> **EXERCISE REQUIREMENTS**: Look through the records and copy every line in which "true" appears.
-- ENTRIES SHOWN follows --
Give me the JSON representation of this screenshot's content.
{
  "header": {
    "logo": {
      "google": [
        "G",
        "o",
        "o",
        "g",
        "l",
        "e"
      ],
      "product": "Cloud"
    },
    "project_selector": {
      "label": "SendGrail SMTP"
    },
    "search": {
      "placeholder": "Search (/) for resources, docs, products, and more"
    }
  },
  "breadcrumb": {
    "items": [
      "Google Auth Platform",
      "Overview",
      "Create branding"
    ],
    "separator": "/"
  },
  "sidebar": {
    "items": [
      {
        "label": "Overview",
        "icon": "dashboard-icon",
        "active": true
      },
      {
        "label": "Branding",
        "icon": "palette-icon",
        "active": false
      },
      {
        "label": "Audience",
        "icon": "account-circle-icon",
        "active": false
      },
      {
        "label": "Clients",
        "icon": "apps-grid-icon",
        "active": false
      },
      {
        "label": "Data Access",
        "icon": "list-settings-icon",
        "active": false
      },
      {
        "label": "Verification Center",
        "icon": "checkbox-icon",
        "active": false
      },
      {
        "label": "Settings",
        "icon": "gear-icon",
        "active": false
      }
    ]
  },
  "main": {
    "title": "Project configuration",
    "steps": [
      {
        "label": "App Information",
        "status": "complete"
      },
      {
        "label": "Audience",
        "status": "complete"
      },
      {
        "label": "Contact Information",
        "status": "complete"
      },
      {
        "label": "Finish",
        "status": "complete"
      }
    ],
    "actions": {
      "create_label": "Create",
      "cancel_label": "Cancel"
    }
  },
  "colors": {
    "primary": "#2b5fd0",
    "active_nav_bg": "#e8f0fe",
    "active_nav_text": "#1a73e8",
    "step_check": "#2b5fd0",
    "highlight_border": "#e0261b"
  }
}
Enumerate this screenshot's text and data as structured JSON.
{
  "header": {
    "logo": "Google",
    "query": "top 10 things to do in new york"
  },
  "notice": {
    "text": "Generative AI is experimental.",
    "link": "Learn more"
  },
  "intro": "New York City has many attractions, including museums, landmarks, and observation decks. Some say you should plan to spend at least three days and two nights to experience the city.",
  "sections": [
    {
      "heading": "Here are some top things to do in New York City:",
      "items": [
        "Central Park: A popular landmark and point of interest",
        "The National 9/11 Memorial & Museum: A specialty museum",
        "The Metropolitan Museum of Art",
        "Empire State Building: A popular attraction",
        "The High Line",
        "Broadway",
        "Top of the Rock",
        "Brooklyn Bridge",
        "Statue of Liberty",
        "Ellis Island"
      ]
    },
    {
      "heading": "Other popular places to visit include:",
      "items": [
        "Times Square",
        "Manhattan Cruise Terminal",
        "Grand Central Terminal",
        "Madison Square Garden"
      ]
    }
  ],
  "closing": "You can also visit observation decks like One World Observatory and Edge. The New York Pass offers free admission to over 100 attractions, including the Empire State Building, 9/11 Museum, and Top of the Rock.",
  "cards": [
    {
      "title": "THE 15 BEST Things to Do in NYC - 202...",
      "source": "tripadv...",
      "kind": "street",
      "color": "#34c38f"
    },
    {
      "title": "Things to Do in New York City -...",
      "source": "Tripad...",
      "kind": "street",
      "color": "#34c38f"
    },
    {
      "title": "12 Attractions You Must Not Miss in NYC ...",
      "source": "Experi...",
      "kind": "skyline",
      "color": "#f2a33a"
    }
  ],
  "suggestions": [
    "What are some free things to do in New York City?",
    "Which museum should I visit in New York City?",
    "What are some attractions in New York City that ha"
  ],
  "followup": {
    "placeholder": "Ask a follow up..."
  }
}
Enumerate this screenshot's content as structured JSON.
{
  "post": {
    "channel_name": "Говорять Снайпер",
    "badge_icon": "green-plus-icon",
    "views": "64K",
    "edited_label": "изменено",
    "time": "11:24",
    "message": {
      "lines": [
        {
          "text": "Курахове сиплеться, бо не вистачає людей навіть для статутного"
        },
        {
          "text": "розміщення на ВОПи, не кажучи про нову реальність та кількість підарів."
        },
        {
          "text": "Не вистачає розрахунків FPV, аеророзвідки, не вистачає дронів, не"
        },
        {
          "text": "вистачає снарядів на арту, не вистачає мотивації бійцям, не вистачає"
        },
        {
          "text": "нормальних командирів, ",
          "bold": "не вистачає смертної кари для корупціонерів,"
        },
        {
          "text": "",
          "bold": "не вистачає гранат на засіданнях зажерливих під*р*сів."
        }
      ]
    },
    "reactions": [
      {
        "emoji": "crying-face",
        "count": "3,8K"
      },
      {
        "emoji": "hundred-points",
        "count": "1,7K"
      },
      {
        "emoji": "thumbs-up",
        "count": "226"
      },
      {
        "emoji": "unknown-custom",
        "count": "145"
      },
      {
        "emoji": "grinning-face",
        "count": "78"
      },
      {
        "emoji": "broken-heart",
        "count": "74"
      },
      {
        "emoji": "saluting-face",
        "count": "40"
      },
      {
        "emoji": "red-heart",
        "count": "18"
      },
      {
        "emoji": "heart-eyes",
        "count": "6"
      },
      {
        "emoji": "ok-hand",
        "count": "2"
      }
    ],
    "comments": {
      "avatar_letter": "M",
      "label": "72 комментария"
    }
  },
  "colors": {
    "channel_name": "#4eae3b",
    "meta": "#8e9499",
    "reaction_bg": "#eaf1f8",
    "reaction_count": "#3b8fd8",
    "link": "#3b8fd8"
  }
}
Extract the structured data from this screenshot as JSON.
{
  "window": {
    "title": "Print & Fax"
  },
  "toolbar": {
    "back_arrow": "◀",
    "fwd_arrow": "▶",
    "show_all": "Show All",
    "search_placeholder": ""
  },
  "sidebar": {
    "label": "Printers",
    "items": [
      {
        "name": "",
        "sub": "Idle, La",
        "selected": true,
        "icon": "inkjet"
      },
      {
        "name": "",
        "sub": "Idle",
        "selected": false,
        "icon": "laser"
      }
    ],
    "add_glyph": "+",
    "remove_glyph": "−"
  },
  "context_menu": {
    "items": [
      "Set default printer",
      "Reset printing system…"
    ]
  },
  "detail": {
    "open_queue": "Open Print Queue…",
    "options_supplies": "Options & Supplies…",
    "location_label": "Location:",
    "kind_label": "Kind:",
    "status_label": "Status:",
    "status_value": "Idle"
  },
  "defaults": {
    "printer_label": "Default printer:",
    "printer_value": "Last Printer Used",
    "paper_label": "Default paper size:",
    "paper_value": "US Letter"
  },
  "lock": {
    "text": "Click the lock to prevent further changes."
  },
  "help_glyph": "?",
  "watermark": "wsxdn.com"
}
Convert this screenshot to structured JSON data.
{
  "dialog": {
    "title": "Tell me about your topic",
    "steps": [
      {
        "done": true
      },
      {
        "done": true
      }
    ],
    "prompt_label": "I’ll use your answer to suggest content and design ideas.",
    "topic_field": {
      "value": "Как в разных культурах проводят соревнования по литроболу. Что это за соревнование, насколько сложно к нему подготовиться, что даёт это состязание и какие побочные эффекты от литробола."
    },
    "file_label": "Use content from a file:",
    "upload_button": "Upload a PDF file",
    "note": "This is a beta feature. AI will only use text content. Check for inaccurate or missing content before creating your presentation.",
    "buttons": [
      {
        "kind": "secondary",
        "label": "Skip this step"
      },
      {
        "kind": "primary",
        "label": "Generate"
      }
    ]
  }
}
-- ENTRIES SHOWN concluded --
> **SOLVED EXERCISE**:
        "active": true
        "selected": true,
        "done": true
        "done": true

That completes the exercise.